----- Records to use -----

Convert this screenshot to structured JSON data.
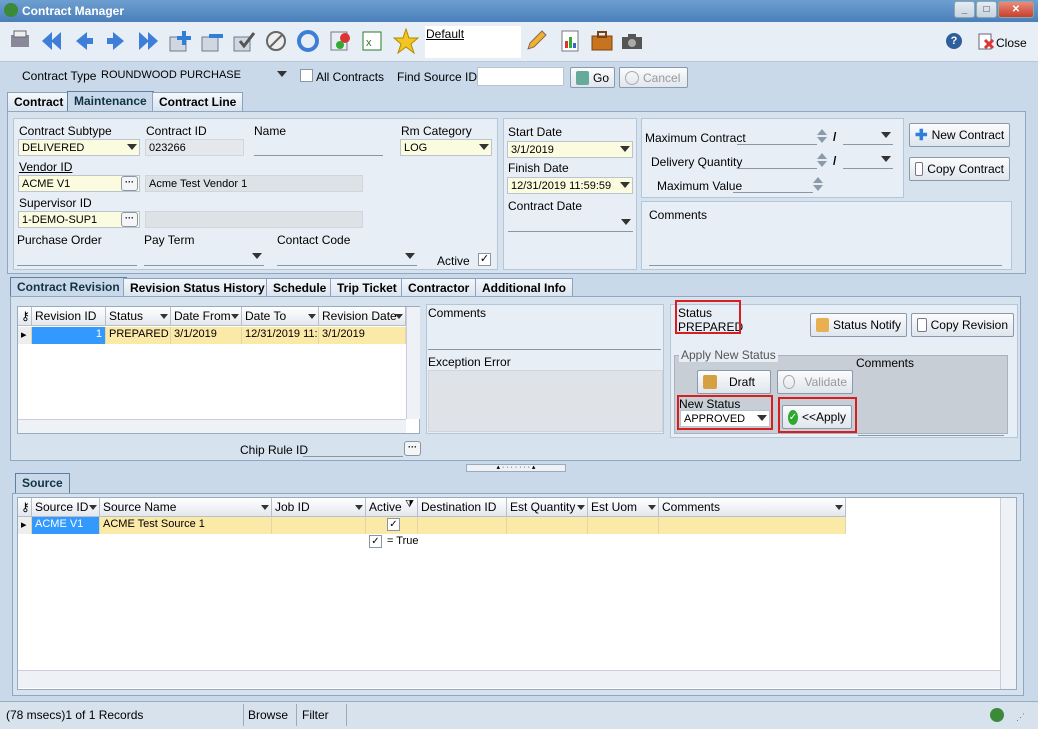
{
  "window": {
    "title": "Contract Manager",
    "min": "_",
    "max": "□",
    "close": "✕"
  },
  "toolbar": {
    "layout_name": "Default",
    "close_label": "Close",
    "help": "?"
  },
  "filter": {
    "contract_type_label": "Contract Type",
    "contract_type_value": "ROUNDWOOD PURCHASE",
    "all_contracts_label": "All Contracts",
    "find_source_label": "Find Source ID:",
    "find_source_value": "",
    "go_label": "Go",
    "cancel_label": "Cancel"
  },
  "main_tabs": [
    {
      "label": "Contract"
    },
    {
      "label": "Maintenance"
    },
    {
      "label": "Contract Line"
    }
  ],
  "form": {
    "contract_subtype_label": "Contract Subtype",
    "contract_subtype_value": "DELIVERED",
    "contract_id_label": "Contract ID",
    "contract_id_value": "023266",
    "name_label": "Name",
    "name_value": "",
    "rm_category_label": "Rm Category",
    "rm_category_value": "LOG",
    "vendor_id_label": "Vendor ID",
    "vendor_id_value": "ACME V1",
    "vendor_name": "Acme Test Vendor 1",
    "supervisor_id_label": "Supervisor ID",
    "supervisor_id_value": "1-DEMO-SUP1",
    "supervisor_name": "",
    "purchase_order_label": "Purchase Order",
    "pay_term_label": "Pay Term",
    "contact_code_label": "Contact Code",
    "active_label": "Active",
    "start_date_label": "Start Date",
    "start_date_value": "3/1/2019",
    "finish_date_label": "Finish Date",
    "finish_date_value": "12/31/2019 11:59:59",
    "contract_date_label": "Contract Date",
    "contract_date_value": "",
    "max_contract_label": "Maximum Contract",
    "delivery_qty_label": "Delivery Quantity",
    "max_value_label": "Maximum Value",
    "slash": "/",
    "comments_label": "Comments",
    "new_contract_label": "New Contract",
    "copy_contract_label": "Copy Contract"
  },
  "sub_tabs": [
    {
      "label": "Contract Revision"
    },
    {
      "label": "Revision Status History"
    },
    {
      "label": "Schedule"
    },
    {
      "label": "Trip Ticket"
    },
    {
      "label": "Contractor"
    },
    {
      "label": "Additional Info"
    }
  ],
  "revision_grid": {
    "columns": [
      "Revision ID",
      "Status",
      "Date From",
      "Date To",
      "Revision Date"
    ],
    "rows": [
      {
        "revision_id": "1",
        "status": "PREPARED",
        "date_from": "3/1/2019",
        "date_to": "12/31/2019 11:",
        "revision_date": "3/1/2019"
      }
    ]
  },
  "revision_side": {
    "comments_label": "Comments",
    "exception_label": "Exception Error",
    "chip_rule_label": "Chip Rule ID"
  },
  "status_area": {
    "status_label": "Status",
    "status_value": "PREPARED",
    "status_notify_label": "Status Notify",
    "copy_revision_label": "Copy Revision",
    "apply_group_label": "Apply New Status",
    "comments_label": "Comments",
    "draft_label": "Draft",
    "validate_label": "Validate",
    "new_status_label": "New Status",
    "new_status_value": "APPROVED",
    "apply_label": "<<Apply"
  },
  "source_tab": {
    "label": "Source"
  },
  "source_grid": {
    "columns": [
      "Source ID",
      "Source Name",
      "Job ID",
      "Active",
      "Destination ID",
      "Est Quantity",
      "Est Uom",
      "Comments"
    ],
    "rows": [
      {
        "source_id": "ACME V1",
        "source_name": "ACME Test Source 1",
        "job_id": "",
        "active": "✓",
        "destination_id": "",
        "est_quantity": "",
        "est_uom": "",
        "comments": ""
      }
    ],
    "filter_text": "= True"
  },
  "statusbar": {
    "records": "(78 msecs)1 of 1 Records",
    "mode": "Browse",
    "filter": "Filter"
  },
  "colors": {
    "title": "#4a7fba",
    "highlight": "#d81e1e",
    "row": "#fbe9a8",
    "selected": "#3399ff"
  }
}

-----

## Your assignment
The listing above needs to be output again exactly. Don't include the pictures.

## Result
Convert this screenshot to structured JSON data.
{
  "window": {
    "title": "Contract Manager",
    "min": "_",
    "max": "□",
    "close": "✕"
  },
  "toolbar": {
    "layout_name": "Default",
    "close_label": "Close",
    "help": "?"
  },
  "filter": {
    "contract_type_label": "Contract Type",
    "contract_type_value": "ROUNDWOOD PURCHASE",
    "all_contracts_label": "All Contracts",
    "find_source_label": "Find Source ID:",
    "find_source_value": "",
    "go_label": "Go",
    "cancel_label": "Cancel"
  },
  "main_tabs": [
    {
      "label": "Contract"
    },
    {
      "label": "Maintenance"
    },
    {
      "label": "Contract Line"
    }
  ],
  "form": {
    "contract_subtype_label": "Contract Subtype",
    "contract_subtype_value": "DELIVERED",
    "contract_id_label": "Contract ID",
    "contract_id_value": "023266",
    "name_label": "Name",
    "name_value": "",
    "rm_category_label": "Rm Category",
    "rm_category_value": "LOG",
    "vendor_id_label": "Vendor ID",
    "vendor_id_value": "ACME V1",
    "vendor_name": "Acme Test Vendor 1",
    "supervisor_id_label": "Supervisor ID",
    "supervisor_id_value": "1-DEMO-SUP1",
    "supervisor_name": "",
    "purchase_order_label": "Purchase Order",
    "pay_term_label": "Pay Term",
    "contact_code_label": "Contact Code",
    "active_label": "Active",
    "start_date_label": "Start Date",
    "start_date_value": "3/1/2019",
    "finish_date_label": "Finish Date",
    "finish_date_value": "12/31/2019 11:59:59",
    "contract_date_label": "Contract Date",
    "contract_date_value": "",
    "max_contract_label": "Maximum Contract",
    "delivery_qty_label": "Delivery Quantity",
    "max_value_label": "Maximum Value",
    "slash": "/",
    "comments_label": "Comments",
    "new_contract_label": "New Contract",
    "copy_contract_label": "Copy Contract"
  },
  "sub_tabs": [
    {
      "label": "Contract Revision"
    },
    {
      "label": "Revision Status History"
    },
    {
      "label": "Schedule"
    },
    {
      "label": "Trip Ticket"
    },
    {
      "label": "Contractor"
    },
    {
      "label": "Additional Info"
    }
  ],
  "revision_grid": {
    "columns": [
      "Revision ID",
      "Status",
      "Date From",
      "Date To",
      "Revision Date"
    ],
    "rows": [
      {
        "revision_id": "1",
        "status": "PREPARED",
        "date_from": "3/1/2019",
        "date_to": "12/31/2019 11:",
        "revision_date": "3/1/2019"
      }
    ]
  },
  "revision_side": {
    "comments_label": "Comments",
    "exception_label": "Exception Error",
    "chip_rule_label": "Chip Rule ID"
  },
  "status_area": {
    "status_label": "Status",
    "status_value": "PREPARED",
    "status_notify_label": "Status Notify",
    "copy_revision_label": "Copy Revision",
    "apply_group_label": "Apply New Status",
    "comments_label": "Comments",
    "draft_label": "Draft",
    "validate_label": "Validate",
    "new_status_label": "New Status",
    "new_status_value": "APPROVED",
    "apply_label": "<<Apply"
  },
  "source_tab": {
    "label": "Source"
  },
  "source_grid": {
    "columns": [
      "Source ID",
      "Source Name",
      "Job ID",
      "Active",
      "Destination ID",
      "Est Quantity",
      "Est Uom",
      "Comments"
    ],
    "rows": [
      {
        "source_id": "ACME V1",
        "source_name": "ACME Test Source 1",
        "job_id": "",
        "active": "✓",
        "destination_id": "",
        "est_quantity": "",
        "est_uom": "",
        "comments": ""
      }
    ],
    "filter_text": "= True"
  },
  "statusbar": {
    "records": "(78 msecs)1 of 1 Records",
    "mode": "Browse",
    "filter": "Filter"
  },
  "colors": {
    "title": "#4a7fba",
    "highlight": "#d81e1e",
    "row": "#fbe9a8",
    "selected": "#3399ff"
  }
}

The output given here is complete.